This is not so far fetched - we just haven't had the opportunity to try anything.

#Comment Re: made: 2007-10-10 20:29:34.750817+00 by: Dori

So what are the circumstances in which a health insurance company can drop you? My impression was that once they've got you they're stuck unless you don't pay your premiums.

Insurance companies can drop you pretty much any time they want. Or more precisely, you have a contract for a term, and when that term expires, they can choose to not offer you a renewal.

Deregulation is a lovely idea in theory. Unfortunately, that theory requires allowing hospitals to turn sick people away unless they can prove in advance that they can afford treatment.

#Comment Re: made: 2007-10-10 21:02:42.419252+00 by: Dan Lyke

The past few days of the local papers have been all awash in Kaiser Permanente's auction of Sarah Nome's house, you may remember the earlier case of all of the struggles Kaiser had evicting her from the hospital when she'd decided that she was going to retire in one of their hospital rooms. Given the hoops they had to jump through to kick her out, it can't be too easy.

So far as I can tell from my minimal poking around on the various policies I've got, the only gotcha they can play on me is trying to do retroactive underwriting, trying to find flaws in my application, which several insurance companies have been smacked down hard for doing in California. So I think it's harder to cancel a policy than that.

I guess I need to read the fine print a little more closely before I say anything more definitive. Or maybe y'all are buying short term health insurance? I've done that before while waiting for underwriting on a real policy.

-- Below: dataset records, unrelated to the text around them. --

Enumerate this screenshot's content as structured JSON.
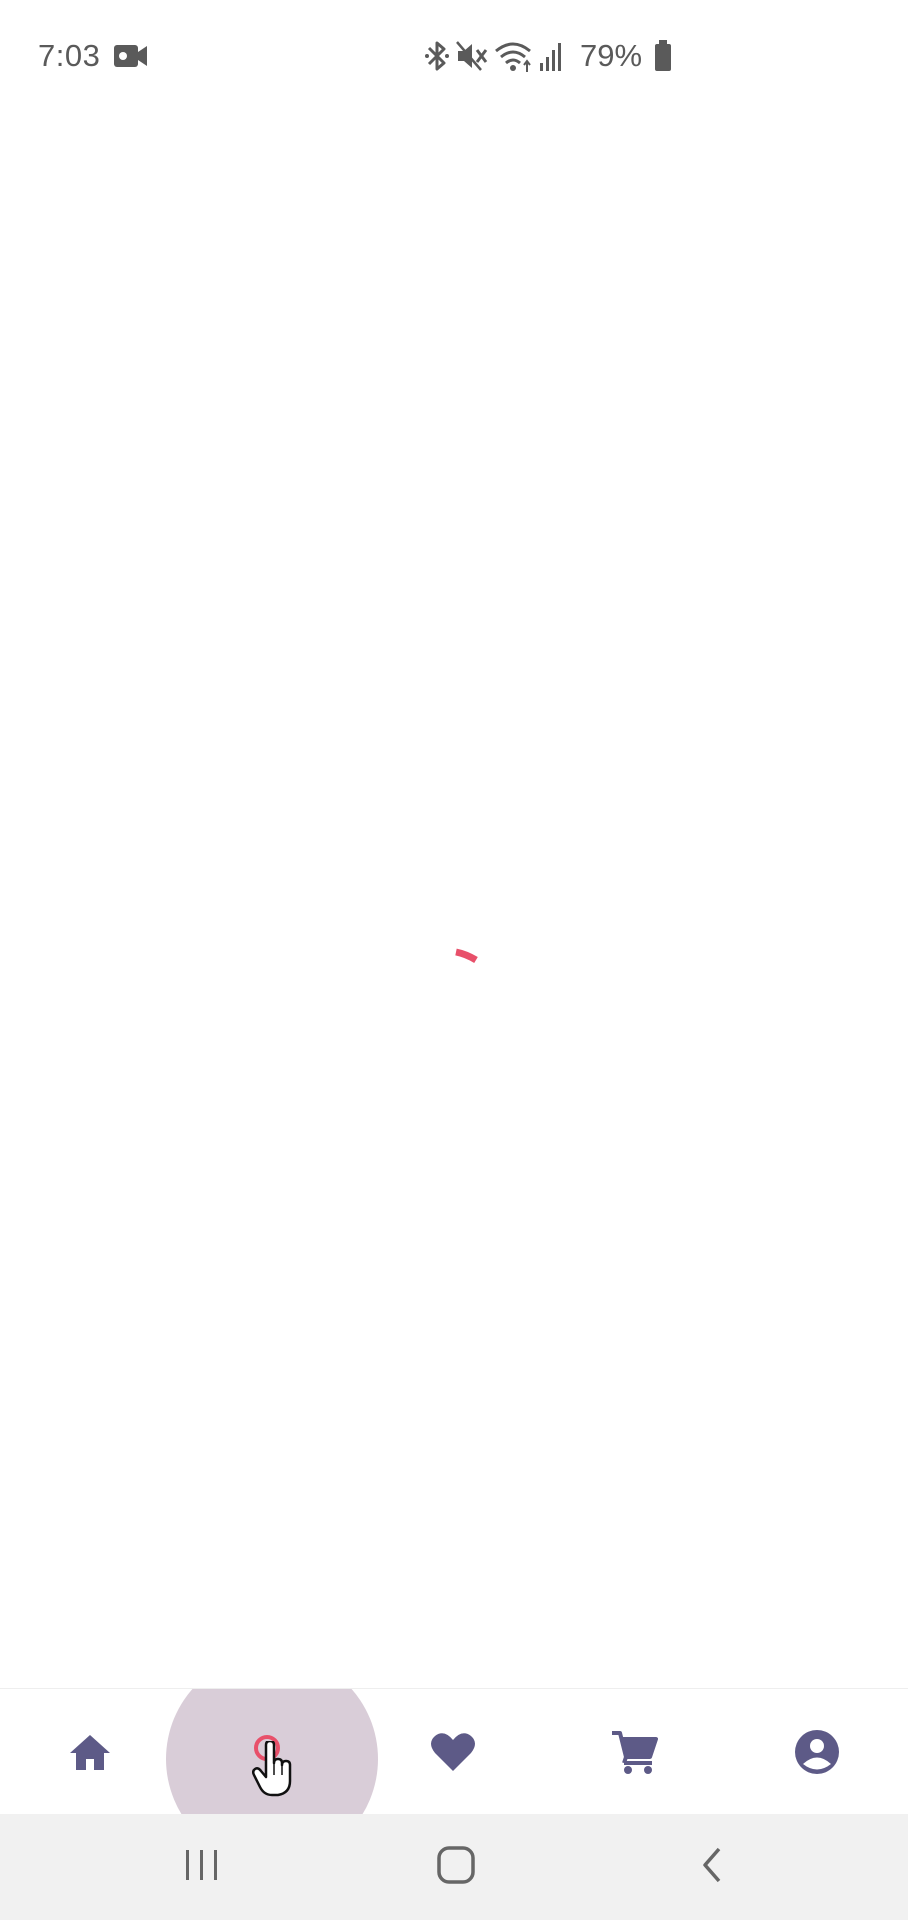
{
  "status_bar": {
    "time": "7:03",
    "battery_percent": "79%",
    "icons": [
      "video-record-icon",
      "bluetooth-icon",
      "mute-icon",
      "wifi-icon",
      "signal-icon",
      "battery-icon"
    ]
  },
  "content": {
    "state": "loading",
    "spinner_color": "#e8506a"
  },
  "bottom_nav": {
    "active_item": "search",
    "icon_color": "#5d5a87",
    "active_color": "#e8506a",
    "ripple_color": "#d9cdd8",
    "items": [
      {
        "id": "home",
        "icon": "home-icon"
      },
      {
        "id": "search",
        "icon": "search-icon"
      },
      {
        "id": "favorites",
        "icon": "heart-icon"
      },
      {
        "id": "cart",
        "icon": "cart-icon"
      },
      {
        "id": "profile",
        "icon": "account-circle-icon"
      }
    ]
  },
  "system_nav": {
    "buttons": [
      "recents",
      "home",
      "back"
    ]
  }
}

#Comment Re: made: 2007-10-10 22:12:44.166009+00 by: ebradway

Sarah ome's case isn't about insurance - it's about hospitalization. Hospitals are generally required to admit and treat anyone. By that standard, it's kind of hard to get rid of patients as well. Insurance is another matter. You can be dropped at each renewal without any particular cause.

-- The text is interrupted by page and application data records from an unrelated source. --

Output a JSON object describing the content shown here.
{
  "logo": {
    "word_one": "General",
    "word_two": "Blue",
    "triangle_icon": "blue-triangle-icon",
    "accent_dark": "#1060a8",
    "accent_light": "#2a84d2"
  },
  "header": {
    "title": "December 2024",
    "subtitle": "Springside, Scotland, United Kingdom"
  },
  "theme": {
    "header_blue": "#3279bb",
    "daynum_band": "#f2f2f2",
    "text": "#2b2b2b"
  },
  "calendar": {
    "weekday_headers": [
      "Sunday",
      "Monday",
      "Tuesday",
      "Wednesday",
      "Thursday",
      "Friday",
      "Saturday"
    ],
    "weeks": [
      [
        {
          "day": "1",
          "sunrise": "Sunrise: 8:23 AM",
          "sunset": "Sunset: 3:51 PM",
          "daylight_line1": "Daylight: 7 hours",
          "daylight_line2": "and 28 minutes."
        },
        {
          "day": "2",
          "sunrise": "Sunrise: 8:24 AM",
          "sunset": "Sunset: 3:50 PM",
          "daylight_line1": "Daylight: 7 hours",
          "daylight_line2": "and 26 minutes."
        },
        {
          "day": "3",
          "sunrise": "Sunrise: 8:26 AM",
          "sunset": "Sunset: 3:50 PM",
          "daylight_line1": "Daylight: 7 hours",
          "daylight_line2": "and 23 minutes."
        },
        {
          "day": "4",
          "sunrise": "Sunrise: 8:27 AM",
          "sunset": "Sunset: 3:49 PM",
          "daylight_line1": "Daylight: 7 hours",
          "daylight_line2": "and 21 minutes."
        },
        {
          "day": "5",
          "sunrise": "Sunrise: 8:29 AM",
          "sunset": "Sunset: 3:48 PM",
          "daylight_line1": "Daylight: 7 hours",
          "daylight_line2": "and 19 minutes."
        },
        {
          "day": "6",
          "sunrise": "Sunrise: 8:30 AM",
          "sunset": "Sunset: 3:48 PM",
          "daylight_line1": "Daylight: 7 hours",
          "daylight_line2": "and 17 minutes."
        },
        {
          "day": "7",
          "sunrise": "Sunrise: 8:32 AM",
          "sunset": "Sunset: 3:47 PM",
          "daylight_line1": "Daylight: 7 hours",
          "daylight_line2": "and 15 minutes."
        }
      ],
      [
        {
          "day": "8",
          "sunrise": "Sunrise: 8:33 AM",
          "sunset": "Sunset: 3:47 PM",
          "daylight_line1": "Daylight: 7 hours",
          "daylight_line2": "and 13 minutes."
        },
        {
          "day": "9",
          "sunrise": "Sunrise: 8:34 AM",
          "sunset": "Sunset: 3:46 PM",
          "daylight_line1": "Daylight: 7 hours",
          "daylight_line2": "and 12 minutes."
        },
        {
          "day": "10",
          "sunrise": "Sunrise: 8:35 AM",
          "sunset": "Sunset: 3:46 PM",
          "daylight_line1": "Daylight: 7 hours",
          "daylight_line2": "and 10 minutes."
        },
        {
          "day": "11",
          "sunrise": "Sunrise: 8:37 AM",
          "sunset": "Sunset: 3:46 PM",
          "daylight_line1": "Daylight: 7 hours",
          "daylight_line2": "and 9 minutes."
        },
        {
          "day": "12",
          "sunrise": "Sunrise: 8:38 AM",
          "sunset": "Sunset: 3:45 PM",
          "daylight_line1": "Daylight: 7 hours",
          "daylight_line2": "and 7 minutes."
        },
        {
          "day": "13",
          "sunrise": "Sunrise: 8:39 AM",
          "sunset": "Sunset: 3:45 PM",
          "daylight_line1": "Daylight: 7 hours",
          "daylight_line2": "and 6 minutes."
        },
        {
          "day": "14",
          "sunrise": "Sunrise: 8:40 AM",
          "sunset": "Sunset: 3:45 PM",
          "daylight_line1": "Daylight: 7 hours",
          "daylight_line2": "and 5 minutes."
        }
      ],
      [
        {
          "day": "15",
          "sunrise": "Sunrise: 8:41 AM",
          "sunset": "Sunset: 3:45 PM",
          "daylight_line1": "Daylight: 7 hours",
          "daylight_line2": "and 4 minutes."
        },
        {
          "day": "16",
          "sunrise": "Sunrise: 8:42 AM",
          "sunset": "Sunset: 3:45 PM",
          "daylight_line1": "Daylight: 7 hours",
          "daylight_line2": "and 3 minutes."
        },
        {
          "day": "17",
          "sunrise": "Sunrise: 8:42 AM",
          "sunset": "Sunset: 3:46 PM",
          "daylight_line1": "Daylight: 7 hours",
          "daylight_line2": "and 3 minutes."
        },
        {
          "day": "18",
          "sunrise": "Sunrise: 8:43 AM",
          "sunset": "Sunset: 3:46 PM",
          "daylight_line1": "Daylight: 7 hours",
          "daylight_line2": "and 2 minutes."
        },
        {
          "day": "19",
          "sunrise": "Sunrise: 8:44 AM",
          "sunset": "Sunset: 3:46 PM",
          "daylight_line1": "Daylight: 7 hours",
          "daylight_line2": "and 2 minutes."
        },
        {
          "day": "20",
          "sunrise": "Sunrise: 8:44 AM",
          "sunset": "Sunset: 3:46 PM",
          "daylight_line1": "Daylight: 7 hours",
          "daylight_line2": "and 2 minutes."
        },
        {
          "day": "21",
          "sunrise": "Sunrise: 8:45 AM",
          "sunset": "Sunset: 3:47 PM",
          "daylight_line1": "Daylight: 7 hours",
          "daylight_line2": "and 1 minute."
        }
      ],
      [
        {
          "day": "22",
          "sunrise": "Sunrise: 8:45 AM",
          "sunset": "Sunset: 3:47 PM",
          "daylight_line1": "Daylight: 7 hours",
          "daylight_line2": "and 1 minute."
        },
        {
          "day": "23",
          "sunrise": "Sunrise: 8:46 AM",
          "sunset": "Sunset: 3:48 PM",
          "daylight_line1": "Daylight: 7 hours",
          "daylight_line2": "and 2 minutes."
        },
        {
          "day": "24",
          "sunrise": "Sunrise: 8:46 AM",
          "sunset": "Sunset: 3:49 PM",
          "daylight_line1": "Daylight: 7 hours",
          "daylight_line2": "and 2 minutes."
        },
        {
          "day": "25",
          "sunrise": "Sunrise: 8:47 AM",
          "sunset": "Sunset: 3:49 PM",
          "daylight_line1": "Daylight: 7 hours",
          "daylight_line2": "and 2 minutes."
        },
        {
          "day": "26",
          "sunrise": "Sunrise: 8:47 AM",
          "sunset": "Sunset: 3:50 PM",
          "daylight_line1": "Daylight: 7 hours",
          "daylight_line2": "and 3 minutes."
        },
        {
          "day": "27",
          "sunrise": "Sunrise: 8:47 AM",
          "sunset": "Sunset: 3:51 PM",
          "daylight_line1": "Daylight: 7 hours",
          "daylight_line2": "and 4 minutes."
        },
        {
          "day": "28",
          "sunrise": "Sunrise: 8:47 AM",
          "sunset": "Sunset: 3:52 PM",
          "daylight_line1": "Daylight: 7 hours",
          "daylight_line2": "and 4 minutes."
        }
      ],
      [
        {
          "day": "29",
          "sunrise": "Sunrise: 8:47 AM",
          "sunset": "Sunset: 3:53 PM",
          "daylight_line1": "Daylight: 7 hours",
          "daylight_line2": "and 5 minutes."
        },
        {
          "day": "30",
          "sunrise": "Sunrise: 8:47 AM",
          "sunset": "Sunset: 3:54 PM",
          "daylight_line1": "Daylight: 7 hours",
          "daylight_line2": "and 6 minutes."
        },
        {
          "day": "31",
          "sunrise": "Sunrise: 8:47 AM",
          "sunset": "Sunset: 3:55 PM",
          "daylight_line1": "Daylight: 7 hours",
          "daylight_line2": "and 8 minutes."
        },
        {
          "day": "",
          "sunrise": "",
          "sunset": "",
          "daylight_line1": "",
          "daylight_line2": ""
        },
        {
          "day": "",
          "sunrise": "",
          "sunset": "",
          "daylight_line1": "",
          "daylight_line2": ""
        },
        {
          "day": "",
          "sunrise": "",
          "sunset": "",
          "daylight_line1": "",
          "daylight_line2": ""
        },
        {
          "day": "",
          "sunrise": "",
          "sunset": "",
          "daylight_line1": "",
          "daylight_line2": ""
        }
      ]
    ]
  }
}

#Comment Re: made: 2007-10-14 16:03:49.537847+00 by: ziffle

Dori: actually people could afford treatment. Things would be much cheaper. If we had half socialized food and automobiles, poor people could not afford those either. They could 'Ask' for help. And askng is always better than telling people. e.g. ask vs guns (taxes).

#Comment Re: made: 2007-10-14 21:21:03.808476+00 by: polly

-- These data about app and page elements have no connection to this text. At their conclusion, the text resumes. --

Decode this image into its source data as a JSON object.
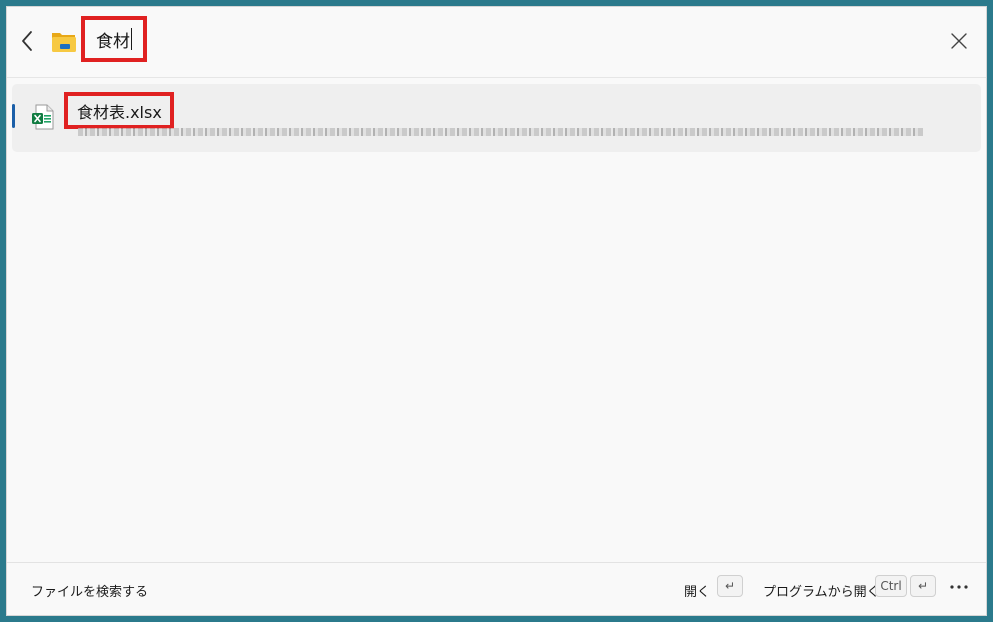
{
  "search": {
    "query": "食材"
  },
  "results": [
    {
      "name": "食材表.xlsx",
      "icon": "excel-file-icon"
    }
  ],
  "footer": {
    "search_files_label": "ファイルを検索する",
    "open_label": "開く",
    "open_key": "↵",
    "open_with_label": "プログラムから開く",
    "open_with_key_ctrl": "Ctrl",
    "open_with_key_enter": "↵",
    "more_icon": "more-icon"
  },
  "colors": {
    "highlight": "#e02121",
    "accent": "#1b5fa8",
    "background": "#2b7a8c"
  }
}
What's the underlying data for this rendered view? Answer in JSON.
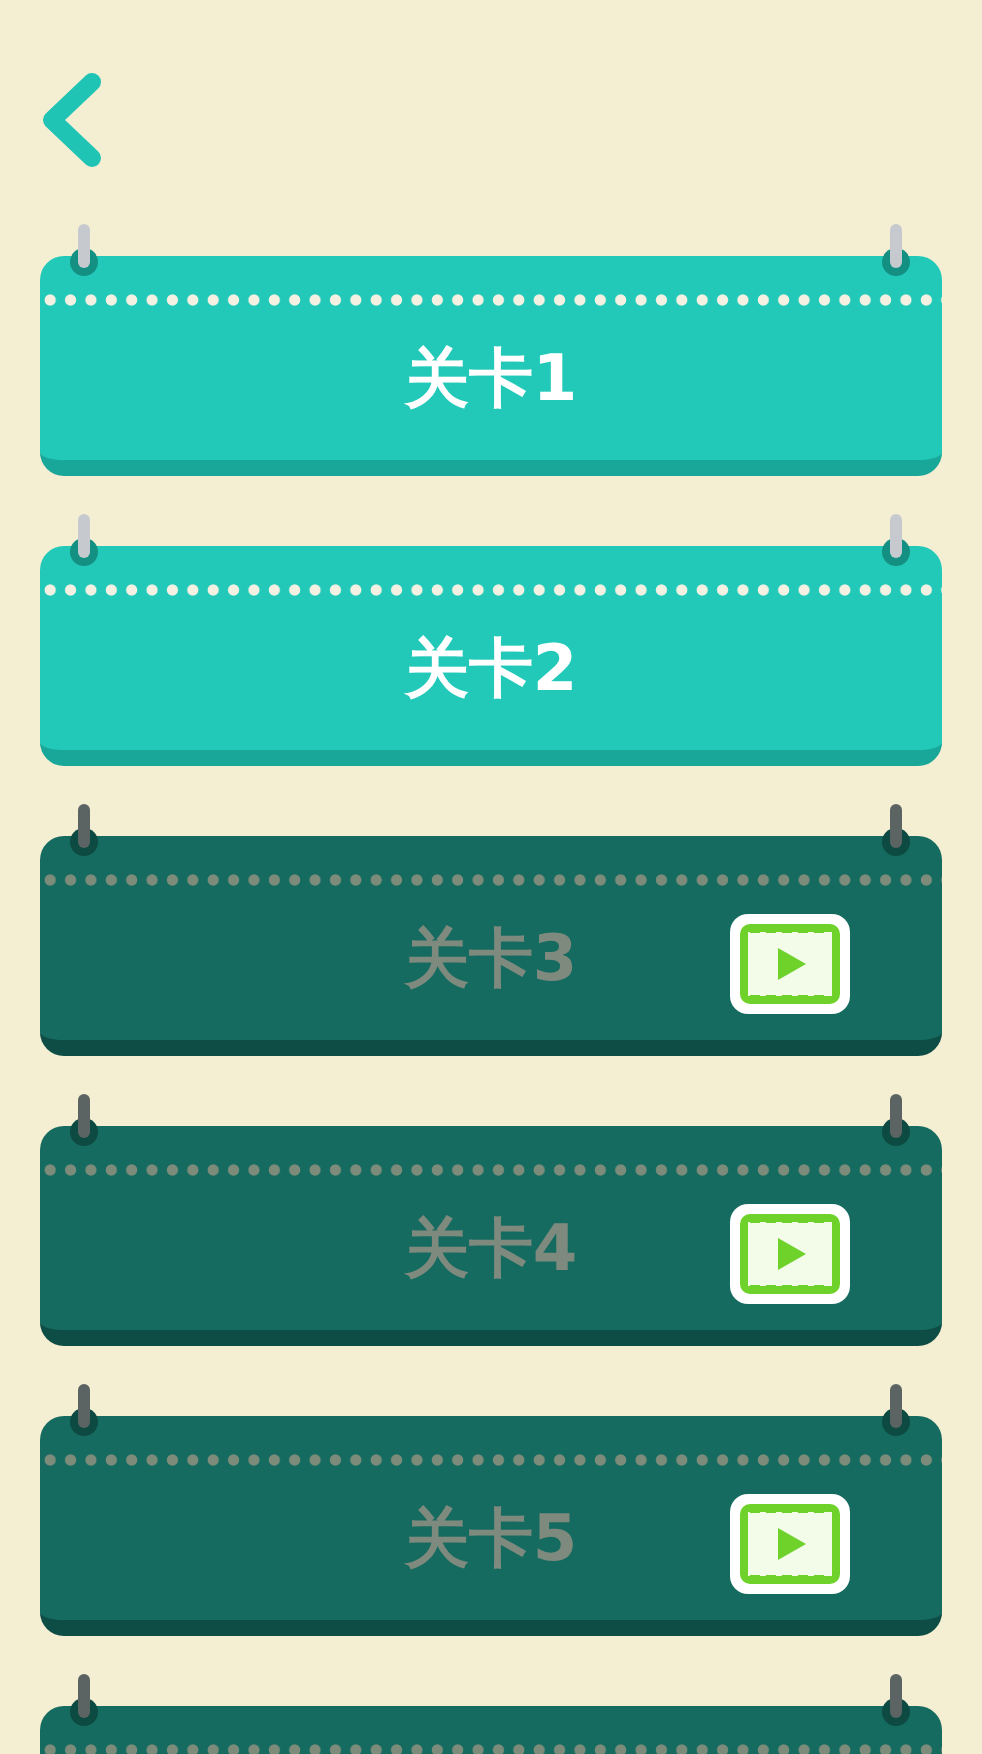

my daughter works at BCBS...her department is HUGE...it's the one that makes sure that BCBS doesn't over pay a claim. on the lighter side...she's a team leader and claims that all the staff is on prozac and the supervisers are on pamelar or zoloff. i can't imagine why, LOL